▶ **TRY IT**: Tally up the lines below with "timestamp" in them. Answer with the number only.

▶ **DATA FOR THIS EXERCISE**:
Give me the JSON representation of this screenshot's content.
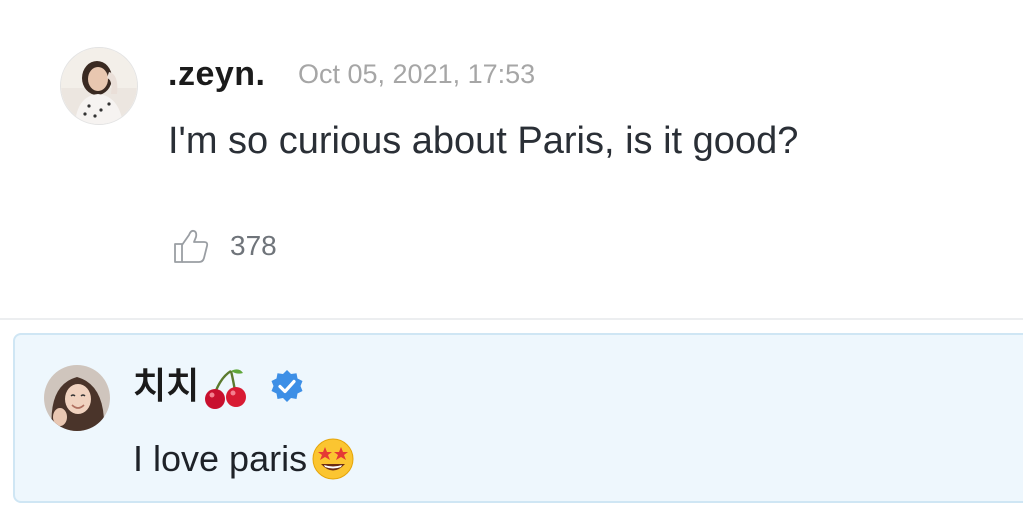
{
  "comment": {
    "username": ".zeyn.",
    "timestamp": "Oct 05, 2021, 17:53",
    "text": "I'm so curious about Paris, is it good?",
    "like_icon": "thumbs-up-icon",
    "like_count": "378"
  },
  "reply": {
    "username": "치치",
    "username_emoji": "cherry-icon",
    "verified_icon": "verified-badge-icon",
    "verified_color": "#3d8fe6",
    "text": "I love paris",
    "text_emoji": "star-struck-icon"
  },
  "colors": {
    "reply_background": "#eef7fd",
    "reply_border": "#cfe6f4",
    "timestamp": "#a6a6a6",
    "like_count": "#6f747a"
  }
}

▶ **EXERCISE RESULT**: 2